With all of the developing technology and tools, many social media and new media communicators have been bogged down in the role that technology plays. Without seeing the evolution of technology, the view is that you cannot succeed — and that you must adapt to all of these technologies. Technology, it is believed, is the enabler and therefore determines culture — the view is that it is predictable, traceable, and it has effects on societies and their history.
This view is called “technological determinism,” and many people can get lost in the idea. I’ve seen many clients and organizations fall victim to it, and it’s reinforced by popular culture. Subscribing to this idea tends to lead campaigns on a wild goose chase, with no strategy other than to “seize the technology.” The strategy, therefore, usually becomes “well, let’s throw all of these things up against a wall and see what sticks,” and the organization never get the results that they were hoping for. A distrust of the social media realm usually evolves, and the organization concludes that social media is not “worth it.”
I tend to disagree with this deterministic view because I believe more in the role that culture plays in the evolution of technology. Over the last 10 years (yes, I’ve been blogging for a decade), I have seen this to be the case. I believe that there is a distinct reason why the word “social” is used in the phrase “social media,” and therefore, I tend to fall on the other side of the spectrum — called “technological constructivism.” To constructivists, human action shapes technology, which births adapted technology, which is then shaped more by culture, and the process continues. The “enabler” to constructivists is not the technology, but rather the culture behind it — and the culture that shapes how it was created.
Thus, constructivism follows these steps:
1. There is a culture with a need
2. A technology is developed to meet that need
3. The culture consumes the technology in ways that are meaningful to them
4. Consumption habits dictate new needs of the culture
5. Subsequent technological revisions are based upon these habits
6. The pattern continues

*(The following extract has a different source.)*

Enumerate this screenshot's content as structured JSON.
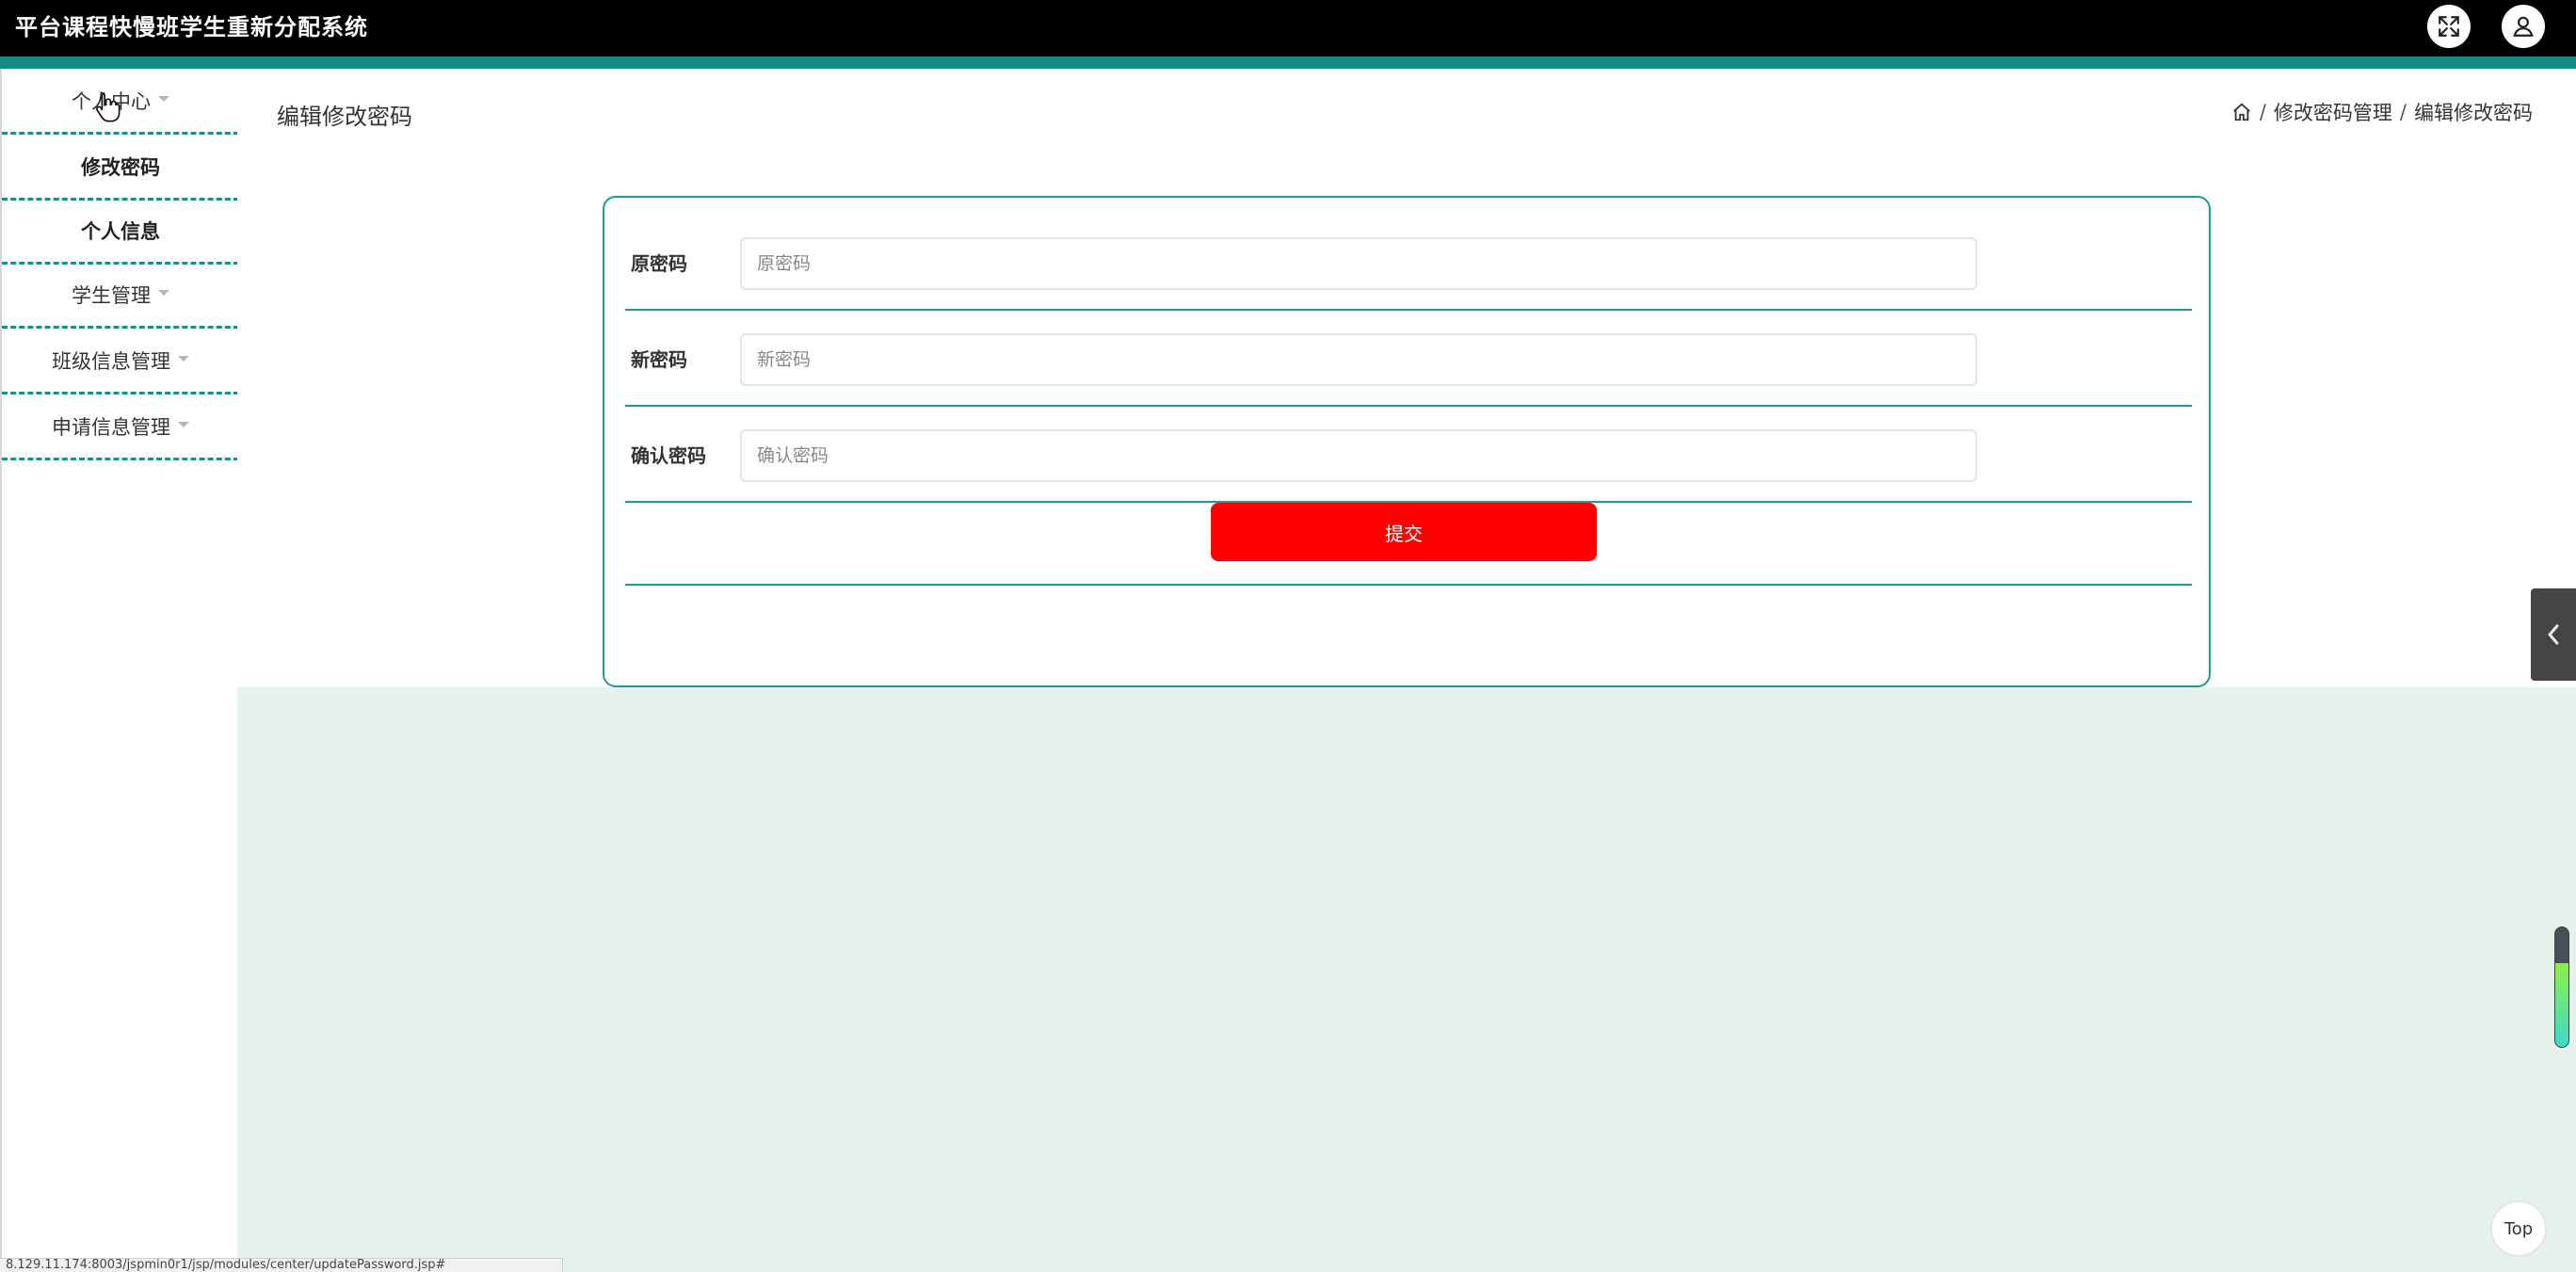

Here’s a perfect example: think about how Twitter started. The culture of blogging became more intricate and involved, and the makers of Twitter saw a need for technology that would facilitate and allow a group of people to “micro-blog.” So, they created the Twitter platform — which was initially designed as a “what are you doing?” solution. When we started using it, we began to reshape the utility from “what are you doing?” to the much deeper “what are you thinking?” And thus, the culture was born.
When the Twitter developers saw the type of cultural evolution that was taking place — for instance, our use of “@” — subsequent revisions to the Twitter platform have been programmed to allow this type of culture to flourish. In other words, we made the technology what it is, rather than the technology creating what we now do. This is a clear example of constructivism, because the evolutional trigger was indeed culture.
The constructivist argument can also explains why Pownce never took off as a micro-blogging platform. Pownce was a “second-mover” (meaning that Twitter came first, and then Pownce was created later), and seems to be vastly technologically superior to Twitter. Pownce allows for more diverse means of “sharing” (including files, pictures — much more than just text). But our networks — our “social” networks — remain on Twitter. According to the determinists, Pownce should be the leader in the micro-blogging platform, but it’s clearly not. For most of us, it would take a gravitational shift towards Pownce from our core group of friends to switch to that platform. It’s the network and the people that are valuable to us, not the technology.
So, what does this mean? The constructivist view means that in order to be successful in the “new media” space, we need to refocus our attention from technology and towards culture. Some great leaders in the social media space, like Kami Huyse and Brian Solis, have been pointing out in the last year or so that social media is a lot like social anthropology, and a few of us have had this conversation on Twitter.
Over the next few blog posts, I’m going to explore this concept to a greater degree and with greater detail and elaboration. My goal is to explain why an anthropological approach towards blogger relations and community relations — and with that, social media and the communications realm as a whole — is very much needed, valuable, and will lead to successful campaigns.
Specifically, I’m going to start with the practice of ethnography, which is an anthropological research method based on observation, and explain its value and its techniques. From there, I’ll explain how ethnography and online research should be parallel, and should be, in fact, the same thing. Then I’ll argue the benefits and value of the ethnographic technique towards campaigns, their successes and the overall “bottom-line.”
~ by Brad Levinson on February 6, 2008.